Some experts are warning about the risk of climate change to company supply chains. With enormous complexity in the prediction of climate change impacts, how do you go about determining climate change risk in your company’s supply chain.
We have seen how climate change impacts a company’s supply chain. Flooding and fires can result in companies being unable to manufacture their products because of a shortage of raw materials.
I must make clear that the risk of climate change, albeit a major risk now and into the future, should also be considered together with other risks such as health pandemics, social unrest, and cybercrime (to name only a few).
A recent Gartner survey reports that only 27 percent of supply chain leaders have conducted a climate change risk assessment to identify their most critical supply chain risks.
The survey found that just 18 percent of the respondents conduct both risk assessments and scenario planning.
Some international business schools have published research papers on the impacts of climate change on supply chains.

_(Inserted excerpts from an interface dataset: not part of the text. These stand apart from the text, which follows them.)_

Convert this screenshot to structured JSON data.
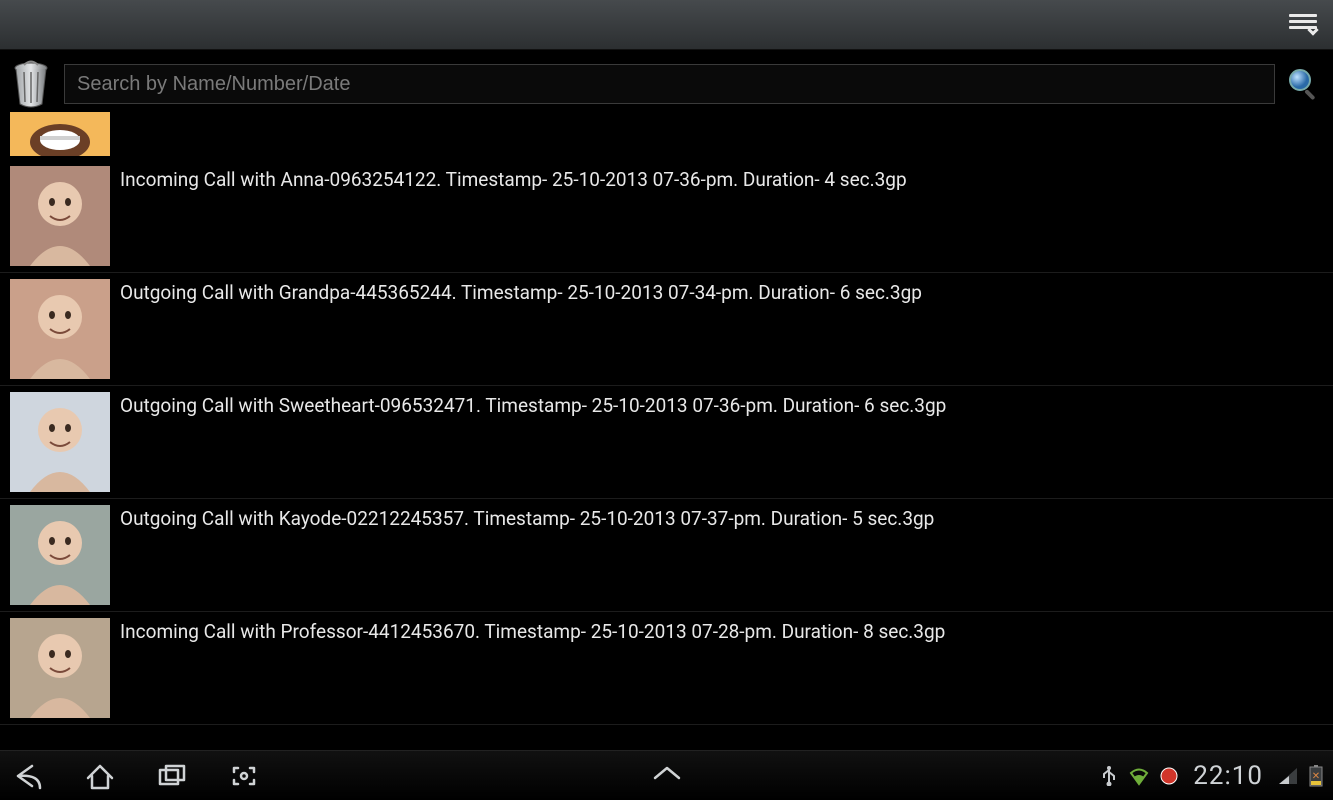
{
  "topbar": {
    "menu_icon_name": "overflow-menu"
  },
  "toolbar": {
    "trash_icon_name": "trash",
    "search_placeholder": "Search by Name/Number/Date",
    "search_icon_name": "magnifier"
  },
  "small_avatar": {
    "bg": "#f4b85a",
    "desc": "contact-thumbnail"
  },
  "calls": [
    {
      "text": "Incoming Call with Anna-0963254122. Timestamp- 25-10-2013 07-36-pm. Duration- 4 sec.3gp",
      "avatar_bg": "#b08a7a",
      "avatar_desc": "contact Anna"
    },
    {
      "text": "Outgoing Call with Grandpa-445365244. Timestamp- 25-10-2013 07-34-pm. Duration- 6 sec.3gp",
      "avatar_bg": "#caa08a",
      "avatar_desc": "contact Grandpa"
    },
    {
      "text": "Outgoing Call with Sweetheart-096532471. Timestamp- 25-10-2013 07-36-pm. Duration- 6 sec.3gp",
      "avatar_bg": "#cfd6de",
      "avatar_desc": "contact Sweetheart"
    },
    {
      "text": "Outgoing Call with Kayode-02212245357. Timestamp- 25-10-2013 07-37-pm. Duration- 5 sec.3gp",
      "avatar_bg": "#9aa6a0",
      "avatar_desc": "contact Kayode"
    },
    {
      "text": "Incoming Call with Professor-4412453670. Timestamp- 25-10-2013 07-28-pm. Duration- 8 sec.3gp",
      "avatar_bg": "#b7a58f",
      "avatar_desc": "contact Professor"
    }
  ],
  "navbar": {
    "clock": "22:10",
    "icons": {
      "back": "back",
      "home": "home",
      "recent": "recent-apps",
      "screenshot": "screenshot",
      "expand": "expand-up",
      "usb": "usb",
      "wifi": "wifi",
      "record": "record",
      "signal": "cellular-signal",
      "battery": "battery-low"
    }
  }
}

This research is helpful as it shows some ways of approaching the impacts of global climate change on companies’ supply chains.
It’s probably best for a company to work collaboratively with other organisations under a non-profit institution to model a country’s and region’s specific climate risks. For one company to do all this on their own is probably an onerous task, to say the least.
However, each business needs to build its own resilience to climate change risk and its impacts on its supply chain.
So how do you determine the impact of climate change on your supply chain?
One way of going about it is using a modelling and forecasting risk approach. This will require specialised knowledge, which means having the required technical experts in your team.
Using digital technology is another way to understand climate change risks. Gartner says organizations are using predictive analysis. They give examples of tools that could be used, including geospatial analysis, drones, and artificial intelligence (AI) capabilities such as ecological simulations.
For more information, refer to the Gardner supply chain survey, which is on their website. Go to this link for a modelling approach: https://dspace.lib.cranfield.ac.uk/bitstream/handle/1826/14318/climate_change_risk_on_supply_chain_performance-2020.pdf?sequence=7&isAllowed=y